There is more than anecdotal research to bolster our beliefs. Independent research has shown that a women’s college creates leaders, communicators and persuaders. Women’s colleges help students develop confidence to push back against the challenges they may face in the workplace and in life. It teaches them to take risks and be leaders in their communities and in their careers. Many women leaders who were “firsts” in their male-dominated careers graduated from women’s colleges. The first female secretary of state, Madeleine Albright, graduated from Wellesley. The first woman speaker of the U.S. House of Representatives, Nancy Pelosi, graduated from Trinity College. You can find other “firsts” in nearly every walk of life.
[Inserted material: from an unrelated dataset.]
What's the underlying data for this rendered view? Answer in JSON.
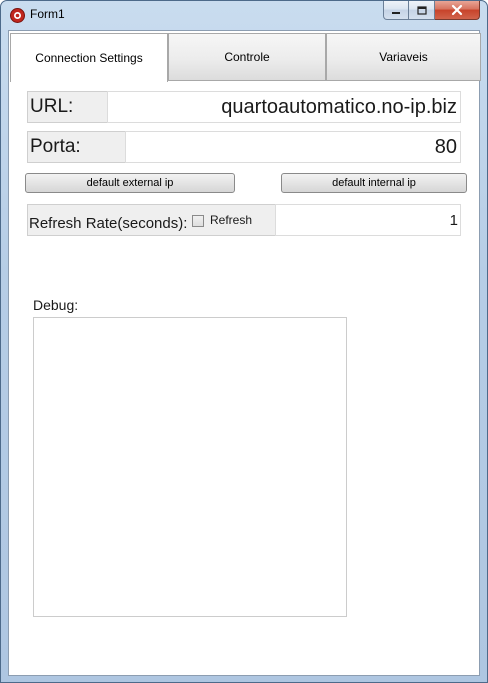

As a recent Hollins alumna wrote, “I often tell people that one of the reasons I am most grateful for my women’s college education is that I expect female leadership, as opposed to being surprised by it. Having spent four years at Hollins, where a woman de facto holds every student leadership position … Hollins instilled in me great confidence in female leadership as well as a sense of duty to carry that mission forward.”
Alumnae of women’s colleges have a commitment to pay it forward. Many women’s colleges can claim some of the most loyal, engaged and dedicated alumnae in the nation. Research has shown that alumnae from women’s colleges give back more to their alma maters than other alumni. Some believe it is due to a stronger connection they feel to their undergraduate experience.
At Hollins, we have a remarkable alumnae network that is an invaluable resource for our students. The sisterhood is the “new women’s connections” countering the “old boys’ network” many of us have encountered. Our alumnae sponsored more than 70 internships on a competitive basis across the country. We will work closely with Sweet Briar in the next few months to create openings for their current students who wish to complete their degree programs in a women’s college environment. It will be up to the students to decide if Hollins or another college or university is the best fit for them.
This is a difficult time for our friends at Sweet Briar and we are truly saddened by the loss of this 114-year old institution. Co-ed and single-sex institutions alike are facing turbulent times, but we believe in the power of women’s colleges. We are committed to quality women’s undergraduate liberal arts education and coeducational graduate programs, and passionate about inspiring tomorrow’s leaders. We remain optimistic about the path that lies ahead; we are alive and well.
More than 165 alumnae from around the country joined a conference call Wednesday to discuss legal strategies for obtaining an injunction to block the closure.
The private, rural college near Lynchburg will hold its last commencement May 16 and cease operations Aug. 25 at the end of the summer session after more than a century of educating women.